▸ Raw data
+ + + + + + +

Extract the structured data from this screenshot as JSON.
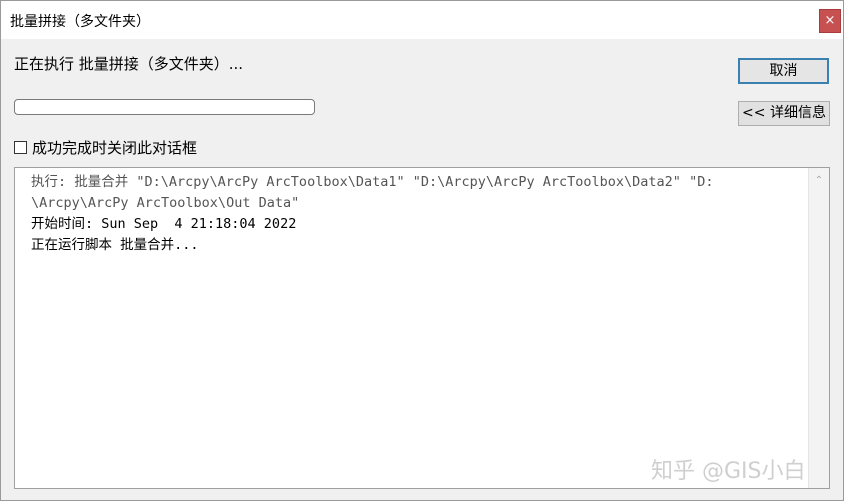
{
  "window": {
    "title": "批量拼接（多文件夹）",
    "close_glyph": "×"
  },
  "status": {
    "text": "正在执行 批量拼接（多文件夹）..."
  },
  "buttons": {
    "cancel_label": "取消",
    "details_label": "<< 详细信息"
  },
  "progress": {
    "value_percent": 0
  },
  "checkbox": {
    "label": "成功完成时关闭此对话框",
    "checked": false
  },
  "log": {
    "lines": [
      "执行: 批量合并 \"D:\\Arcpy\\ArcPy ArcToolbox\\Data1\" \"D:\\Arcpy\\ArcPy ArcToolbox\\Data2\" \"D:",
      "\\Arcpy\\ArcPy ArcToolbox\\Out Data\"",
      "开始时间: Sun Sep  4 21:18:04 2022",
      "正在运行脚本 批量合并..."
    ]
  },
  "scrollbar": {
    "up_glyph": "⌃"
  },
  "watermark": {
    "text": "知乎 @GIS小白"
  }
}
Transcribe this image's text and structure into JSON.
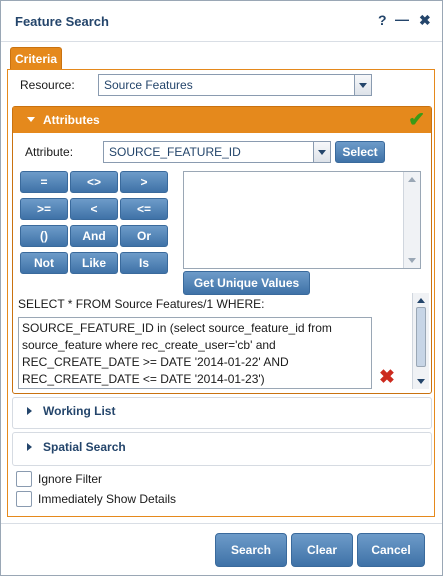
{
  "window": {
    "title": "Feature Search",
    "help_glyph": "?",
    "minimize_glyph": "—",
    "close_glyph": "✖"
  },
  "tabs": [
    {
      "label": "Criteria"
    }
  ],
  "resource": {
    "label": "Resource:",
    "value": "Source Features"
  },
  "attributes": {
    "title": "Attributes",
    "status_glyph": "✔",
    "attribute_label": "Attribute:",
    "attribute_value": "SOURCE_FEATURE_ID",
    "select_button": "Select",
    "operators": [
      "=",
      "<>",
      ">",
      ">=",
      "<",
      "<=",
      "()",
      "And",
      "Or",
      "Not",
      "Like",
      "Is"
    ],
    "unique_values_button": "Get Unique Values",
    "query_prefix": "SELECT * FROM Source Features/1 WHERE:",
    "query_lines": [
      "SOURCE_FEATURE_ID in (select source_feature_id from",
      "source_feature where rec_create_user='cb' and",
      "REC_CREATE_DATE >= DATE '2014-01-22' AND",
      "REC_CREATE_DATE <= DATE '2014-01-23')"
    ],
    "clear_glyph": "✖"
  },
  "sections": [
    {
      "title": "Working List"
    },
    {
      "title": "Spatial Search"
    }
  ],
  "options": [
    {
      "label": "Ignore Filter",
      "checked": false
    },
    {
      "label": "Immediately Show Details",
      "checked": false
    }
  ],
  "footer": {
    "search": "Search",
    "clear": "Clear",
    "cancel": "Cancel"
  },
  "colors": {
    "accent": "#e5891c",
    "title": "#24456b",
    "button": "#4f80b4",
    "check": "#3a9a17",
    "delete": "#cc2a1e"
  }
}
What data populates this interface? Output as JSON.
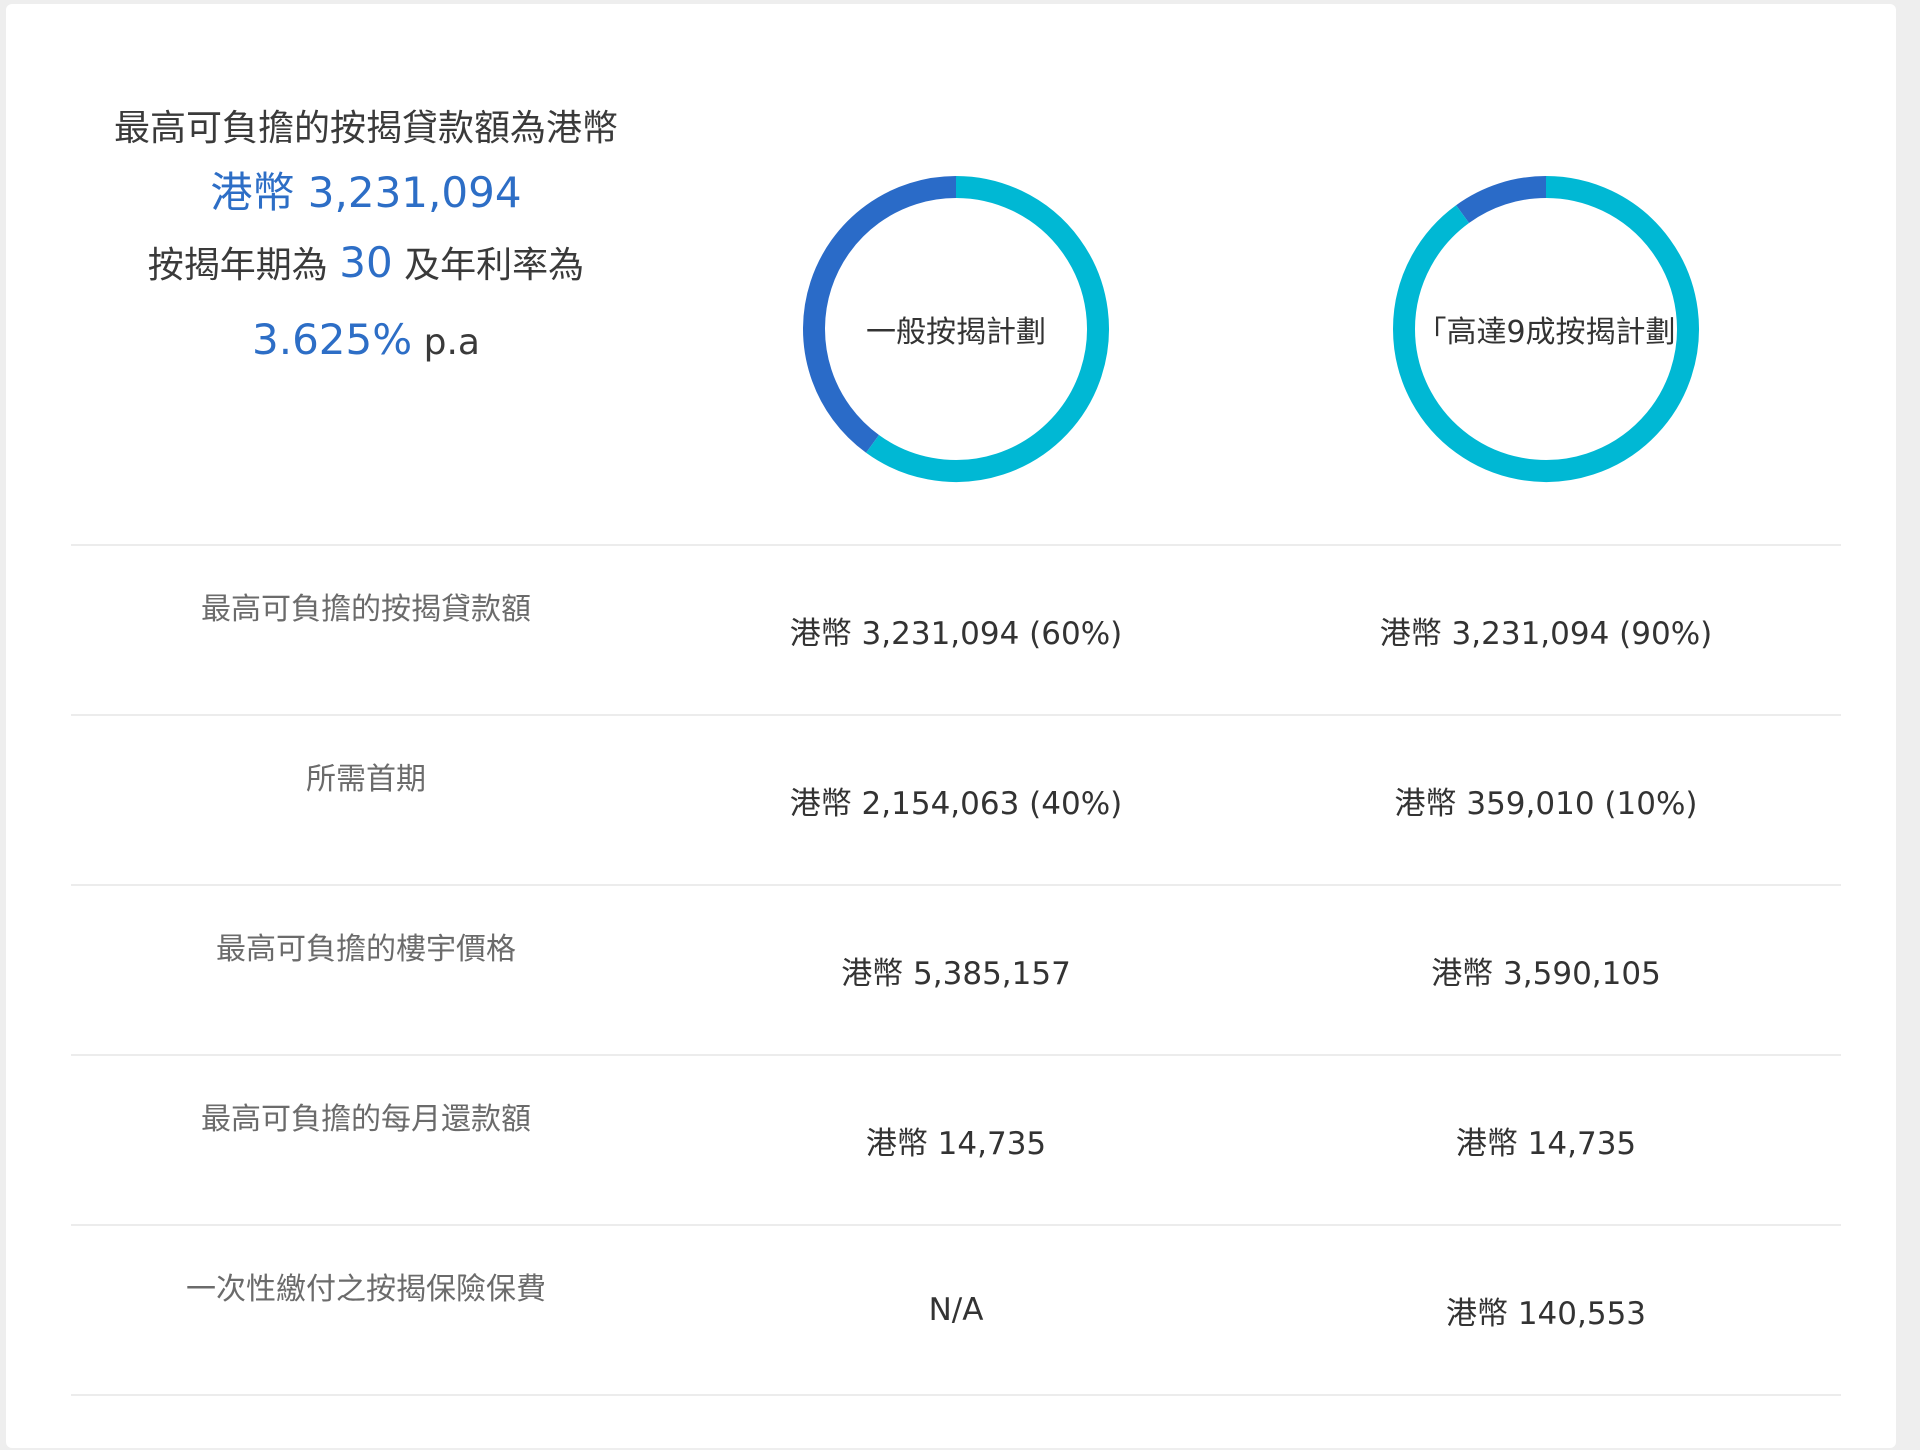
{
  "summary": {
    "line1": "最高可負擔的按揭貸款額為港幣",
    "amount": "港幣 3,231,094",
    "tenor_prefix": "按揭年期為",
    "tenor_value": "30",
    "tenor_suffix": "及年利率為",
    "rate_value": "3.625%",
    "rate_suffix": "p.a"
  },
  "charts": [
    {
      "label": "一般按揭計劃",
      "loan_fraction": 0.6,
      "colors": {
        "loan": "#00b8d4",
        "downpayment": "#2a6bc8"
      }
    },
    {
      "label": "「高達9成按揭計劃",
      "loan_fraction": 0.9,
      "colors": {
        "loan": "#00b8d4",
        "downpayment": "#2a6bc8"
      }
    }
  ],
  "rows": [
    {
      "label": "最高可負擔的按揭貸款額",
      "plan_a": "港幣 3,231,094 (60%)",
      "plan_b": "港幣 3,231,094 (90%)"
    },
    {
      "label": "所需首期",
      "plan_a": "港幣 2,154,063 (40%)",
      "plan_b": "港幣 359,010 (10%)"
    },
    {
      "label": "最高可負擔的樓宇價格",
      "plan_a": "港幣 5,385,157",
      "plan_b": "港幣 3,590,105"
    },
    {
      "label": "最高可負擔的每月還款額",
      "plan_a": "港幣 14,735",
      "plan_b": "港幣 14,735"
    },
    {
      "label": "一次性繳付之按揭保險保費",
      "plan_a": "N/A",
      "plan_b": "港幣 140,553"
    }
  ]
}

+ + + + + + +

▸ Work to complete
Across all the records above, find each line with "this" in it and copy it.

▸ Your solution
Extract the structured data from this screenshot as JSON.
Transcribe this image's text and structure into JSON.
What data populates this interface? Output as JSON.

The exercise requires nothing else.